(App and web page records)
#####

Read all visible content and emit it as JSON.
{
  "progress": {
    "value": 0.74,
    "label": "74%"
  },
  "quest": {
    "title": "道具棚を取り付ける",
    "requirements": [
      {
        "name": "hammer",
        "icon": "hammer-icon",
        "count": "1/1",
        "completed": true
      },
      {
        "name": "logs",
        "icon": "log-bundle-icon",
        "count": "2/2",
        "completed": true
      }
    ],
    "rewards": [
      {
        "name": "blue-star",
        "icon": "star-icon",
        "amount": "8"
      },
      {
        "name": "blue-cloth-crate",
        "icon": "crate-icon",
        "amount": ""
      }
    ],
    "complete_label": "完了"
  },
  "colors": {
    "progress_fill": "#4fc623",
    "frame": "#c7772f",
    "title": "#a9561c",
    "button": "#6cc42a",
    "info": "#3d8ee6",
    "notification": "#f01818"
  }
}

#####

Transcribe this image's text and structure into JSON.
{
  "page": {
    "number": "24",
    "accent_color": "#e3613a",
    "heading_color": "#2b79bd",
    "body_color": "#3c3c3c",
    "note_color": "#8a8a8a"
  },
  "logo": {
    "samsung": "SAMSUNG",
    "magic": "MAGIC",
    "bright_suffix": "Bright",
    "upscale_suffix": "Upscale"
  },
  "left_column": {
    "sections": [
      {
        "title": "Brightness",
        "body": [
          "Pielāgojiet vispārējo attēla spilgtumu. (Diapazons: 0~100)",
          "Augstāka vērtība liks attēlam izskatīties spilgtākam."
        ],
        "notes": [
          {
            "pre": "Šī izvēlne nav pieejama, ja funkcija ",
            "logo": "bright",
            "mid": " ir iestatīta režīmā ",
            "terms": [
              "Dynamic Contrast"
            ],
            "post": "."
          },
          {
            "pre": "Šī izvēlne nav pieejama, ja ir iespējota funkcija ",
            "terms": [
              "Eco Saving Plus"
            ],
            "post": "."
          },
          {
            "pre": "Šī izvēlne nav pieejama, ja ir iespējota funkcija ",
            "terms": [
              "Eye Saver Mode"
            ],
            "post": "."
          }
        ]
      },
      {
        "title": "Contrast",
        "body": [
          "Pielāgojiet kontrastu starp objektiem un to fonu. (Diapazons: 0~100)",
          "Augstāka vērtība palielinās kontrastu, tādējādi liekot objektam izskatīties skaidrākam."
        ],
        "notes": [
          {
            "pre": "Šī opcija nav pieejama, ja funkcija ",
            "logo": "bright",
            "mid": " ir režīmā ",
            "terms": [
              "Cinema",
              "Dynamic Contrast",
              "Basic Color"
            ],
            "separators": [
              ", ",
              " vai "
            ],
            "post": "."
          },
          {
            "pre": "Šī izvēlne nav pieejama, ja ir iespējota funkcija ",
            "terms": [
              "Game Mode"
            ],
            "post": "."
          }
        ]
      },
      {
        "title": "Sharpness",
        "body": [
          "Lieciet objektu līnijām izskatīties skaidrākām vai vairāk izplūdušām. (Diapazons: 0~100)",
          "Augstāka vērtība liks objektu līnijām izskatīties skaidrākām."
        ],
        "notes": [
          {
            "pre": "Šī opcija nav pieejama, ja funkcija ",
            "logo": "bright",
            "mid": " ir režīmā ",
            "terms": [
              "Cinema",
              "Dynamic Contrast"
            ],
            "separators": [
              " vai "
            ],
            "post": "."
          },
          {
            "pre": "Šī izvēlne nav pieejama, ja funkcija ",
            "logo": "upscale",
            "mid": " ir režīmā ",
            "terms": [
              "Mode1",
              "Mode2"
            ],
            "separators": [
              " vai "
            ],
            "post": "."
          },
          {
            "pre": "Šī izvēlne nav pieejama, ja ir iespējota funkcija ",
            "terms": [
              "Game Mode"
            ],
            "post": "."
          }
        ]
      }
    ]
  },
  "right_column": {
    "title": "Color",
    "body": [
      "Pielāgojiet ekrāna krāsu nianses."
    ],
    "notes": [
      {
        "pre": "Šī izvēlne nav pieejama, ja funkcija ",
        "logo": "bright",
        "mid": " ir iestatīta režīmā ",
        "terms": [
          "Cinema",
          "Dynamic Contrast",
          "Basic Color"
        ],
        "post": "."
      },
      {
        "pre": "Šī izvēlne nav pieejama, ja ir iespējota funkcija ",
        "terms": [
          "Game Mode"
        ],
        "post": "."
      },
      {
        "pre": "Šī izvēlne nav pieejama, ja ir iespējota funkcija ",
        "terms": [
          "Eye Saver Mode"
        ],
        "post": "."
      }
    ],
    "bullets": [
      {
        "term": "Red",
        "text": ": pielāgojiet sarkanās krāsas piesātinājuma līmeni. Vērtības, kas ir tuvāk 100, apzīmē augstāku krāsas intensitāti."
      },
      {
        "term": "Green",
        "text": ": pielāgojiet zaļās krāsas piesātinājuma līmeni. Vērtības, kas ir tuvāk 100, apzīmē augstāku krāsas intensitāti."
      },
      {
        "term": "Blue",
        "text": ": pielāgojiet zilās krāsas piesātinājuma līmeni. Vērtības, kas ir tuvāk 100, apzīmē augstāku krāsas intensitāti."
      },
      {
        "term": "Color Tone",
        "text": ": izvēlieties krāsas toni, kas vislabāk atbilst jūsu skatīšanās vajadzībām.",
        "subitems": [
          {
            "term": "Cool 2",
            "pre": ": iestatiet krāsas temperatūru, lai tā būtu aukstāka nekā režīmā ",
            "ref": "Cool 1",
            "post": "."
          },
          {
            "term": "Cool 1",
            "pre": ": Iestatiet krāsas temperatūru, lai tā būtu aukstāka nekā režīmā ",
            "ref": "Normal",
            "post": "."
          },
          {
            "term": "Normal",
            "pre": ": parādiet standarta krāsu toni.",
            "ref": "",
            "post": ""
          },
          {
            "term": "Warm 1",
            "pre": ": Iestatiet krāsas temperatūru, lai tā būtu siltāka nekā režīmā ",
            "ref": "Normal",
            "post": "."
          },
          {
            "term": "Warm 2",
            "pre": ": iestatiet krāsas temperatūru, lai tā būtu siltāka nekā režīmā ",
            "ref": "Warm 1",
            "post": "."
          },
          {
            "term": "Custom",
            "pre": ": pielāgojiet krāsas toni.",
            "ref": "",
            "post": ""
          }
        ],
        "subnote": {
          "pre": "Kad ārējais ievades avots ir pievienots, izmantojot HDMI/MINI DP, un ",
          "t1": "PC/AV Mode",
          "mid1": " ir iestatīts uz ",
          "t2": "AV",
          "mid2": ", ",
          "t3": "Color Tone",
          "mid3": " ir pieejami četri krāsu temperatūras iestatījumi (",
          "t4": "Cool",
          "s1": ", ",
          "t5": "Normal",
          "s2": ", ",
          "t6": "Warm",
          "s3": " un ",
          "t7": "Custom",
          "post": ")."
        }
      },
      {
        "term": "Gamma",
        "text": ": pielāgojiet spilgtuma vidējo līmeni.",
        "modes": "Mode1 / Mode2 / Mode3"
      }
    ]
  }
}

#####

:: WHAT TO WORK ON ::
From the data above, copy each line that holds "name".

:: EXERCISE RESPONSE ::
        "name": "hammer",
        "name": "logs",
        "name": "blue-star",
        "name": "blue-cloth-crate",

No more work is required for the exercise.